§ **Action item**
Retype the listing exactly as it stands, and keep every image out.

§ **Dataset**
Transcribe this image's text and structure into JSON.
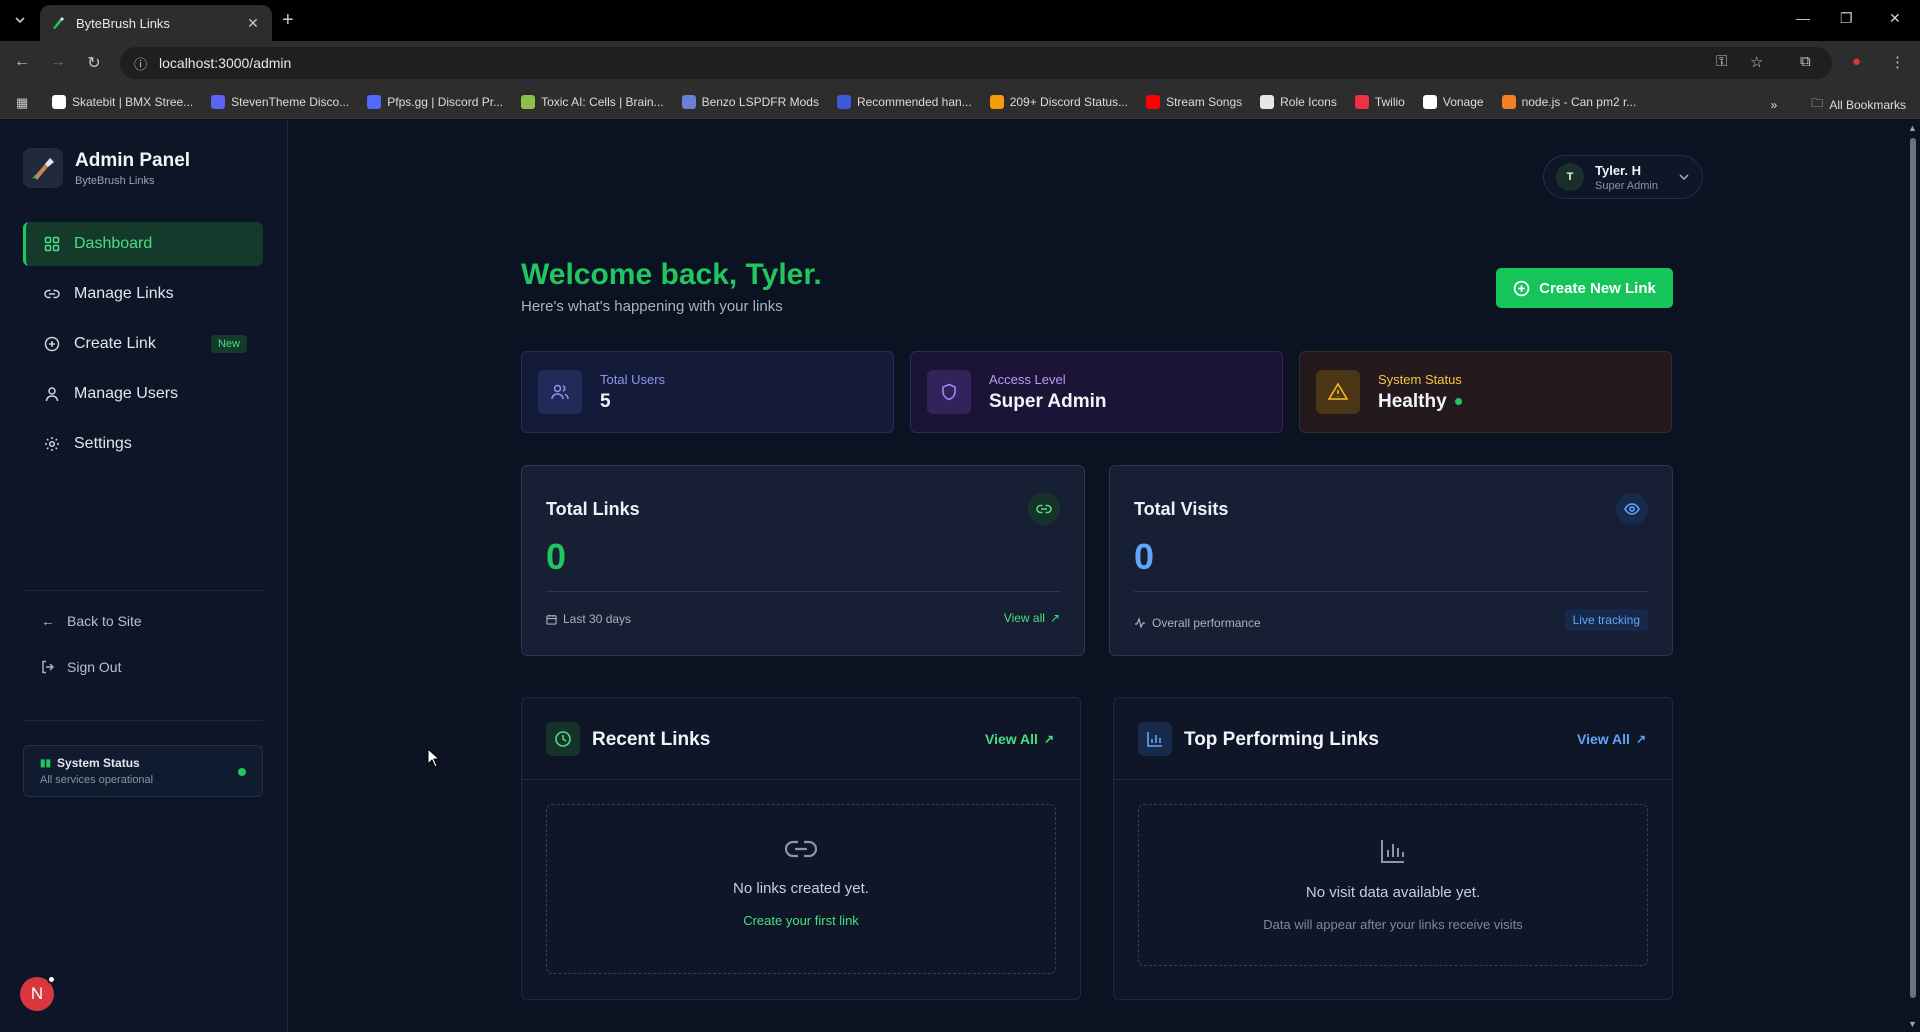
{
  "browser": {
    "tab_title": "ByteBrush Links",
    "url": "localhost:3000/admin",
    "bookmarks": [
      {
        "label": "Skatebit | BMX Stree...",
        "color": "#ffffff"
      },
      {
        "label": "StevenTheme Disco...",
        "color": "#5865f2"
      },
      {
        "label": "Pfps.gg | Discord Pr...",
        "color": "#4f6bff"
      },
      {
        "label": "Toxic AI: Cells | Brain...",
        "color": "#8bc34a"
      },
      {
        "label": "Benzo LSPDFR Mods",
        "color": "#6b7fd7"
      },
      {
        "label": "Recommended han...",
        "color": "#3b5bdb"
      },
      {
        "label": "209+ Discord Status...",
        "color": "#f59e0b"
      },
      {
        "label": "Stream Songs",
        "color": "#ff0000"
      },
      {
        "label": "Role Icons",
        "color": "#e5e7eb"
      },
      {
        "label": "Twilio",
        "color": "#f22f46"
      },
      {
        "label": "Vonage",
        "color": "#ffffff"
      },
      {
        "label": "node.js - Can pm2 r...",
        "color": "#f48024"
      }
    ],
    "all_bookmarks": "All Bookmarks"
  },
  "sidebar": {
    "brand_title": "Admin Panel",
    "brand_sub": "ByteBrush Links",
    "nav": [
      {
        "label": "Dashboard",
        "icon": "grid-icon",
        "active": true
      },
      {
        "label": "Manage Links",
        "icon": "link-icon"
      },
      {
        "label": "Create Link",
        "icon": "plus-circle-icon",
        "badge": "New"
      },
      {
        "label": "Manage Users",
        "icon": "user-icon"
      },
      {
        "label": "Settings",
        "icon": "gear-icon"
      }
    ],
    "back_to_site": "Back to Site",
    "sign_out": "Sign Out",
    "system_status_title": "System Status",
    "system_status_sub": "All services operational",
    "avatar_letter": "N"
  },
  "header": {
    "user_initial": "T",
    "user_name": "Tyler. H",
    "user_role": "Super Admin"
  },
  "main": {
    "welcome": "Welcome back, Tyler.",
    "welcome_sub": "Here's what's happening with your links",
    "create_button": "Create New Link",
    "stats": {
      "users_label": "Total Users",
      "users_value": "5",
      "access_label": "Access Level",
      "access_value": "Super Admin",
      "status_label": "System Status",
      "status_value": "Healthy"
    },
    "total_links": {
      "title": "Total Links",
      "value": "0",
      "footer": "Last 30 days",
      "link": "View all"
    },
    "total_visits": {
      "title": "Total Visits",
      "value": "0",
      "footer": "Overall performance",
      "badge": "Live tracking"
    },
    "recent_links": {
      "title": "Recent Links",
      "view_all": "View All",
      "empty_text": "No links created yet.",
      "empty_link": "Create your first link"
    },
    "top_links": {
      "title": "Top Performing Links",
      "view_all": "View All",
      "empty_text": "No visit data available yet.",
      "empty_sub": "Data will appear after your links receive visits"
    }
  },
  "colors": {
    "accent_green": "#22c55e",
    "accent_blue": "#60a5fa",
    "background": "#0b1222"
  }
}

§ **Your response**
Transcribe this image's text and structure into JSON.
{
  "browser": {
    "tab_title": "ByteBrush Links",
    "url": "localhost:3000/admin",
    "bookmarks": [
      {
        "label": "Skatebit | BMX Stree...",
        "color": "#ffffff"
      },
      {
        "label": "StevenTheme Disco...",
        "color": "#5865f2"
      },
      {
        "label": "Pfps.gg | Discord Pr...",
        "color": "#4f6bff"
      },
      {
        "label": "Toxic AI: Cells | Brain...",
        "color": "#8bc34a"
      },
      {
        "label": "Benzo LSPDFR Mods",
        "color": "#6b7fd7"
      },
      {
        "label": "Recommended han...",
        "color": "#3b5bdb"
      },
      {
        "label": "209+ Discord Status...",
        "color": "#f59e0b"
      },
      {
        "label": "Stream Songs",
        "color": "#ff0000"
      },
      {
        "label": "Role Icons",
        "color": "#e5e7eb"
      },
      {
        "label": "Twilio",
        "color": "#f22f46"
      },
      {
        "label": "Vonage",
        "color": "#ffffff"
      },
      {
        "label": "node.js - Can pm2 r...",
        "color": "#f48024"
      }
    ],
    "all_bookmarks": "All Bookmarks"
  },
  "sidebar": {
    "brand_title": "Admin Panel",
    "brand_sub": "ByteBrush Links",
    "nav": [
      {
        "label": "Dashboard",
        "icon": "grid-icon",
        "active": true
      },
      {
        "label": "Manage Links",
        "icon": "link-icon"
      },
      {
        "label": "Create Link",
        "icon": "plus-circle-icon",
        "badge": "New"
      },
      {
        "label": "Manage Users",
        "icon": "user-icon"
      },
      {
        "label": "Settings",
        "icon": "gear-icon"
      }
    ],
    "back_to_site": "Back to Site",
    "sign_out": "Sign Out",
    "system_status_title": "System Status",
    "system_status_sub": "All services operational",
    "avatar_letter": "N"
  },
  "header": {
    "user_initial": "T",
    "user_name": "Tyler. H",
    "user_role": "Super Admin"
  },
  "main": {
    "welcome": "Welcome back, Tyler.",
    "welcome_sub": "Here's what's happening with your links",
    "create_button": "Create New Link",
    "stats": {
      "users_label": "Total Users",
      "users_value": "5",
      "access_label": "Access Level",
      "access_value": "Super Admin",
      "status_label": "System Status",
      "status_value": "Healthy"
    },
    "total_links": {
      "title": "Total Links",
      "value": "0",
      "footer": "Last 30 days",
      "link": "View all"
    },
    "total_visits": {
      "title": "Total Visits",
      "value": "0",
      "footer": "Overall performance",
      "badge": "Live tracking"
    },
    "recent_links": {
      "title": "Recent Links",
      "view_all": "View All",
      "empty_text": "No links created yet.",
      "empty_link": "Create your first link"
    },
    "top_links": {
      "title": "Top Performing Links",
      "view_all": "View All",
      "empty_text": "No visit data available yet.",
      "empty_sub": "Data will appear after your links receive visits"
    }
  },
  "colors": {
    "accent_green": "#22c55e",
    "accent_blue": "#60a5fa",
    "background": "#0b1222"
  }
}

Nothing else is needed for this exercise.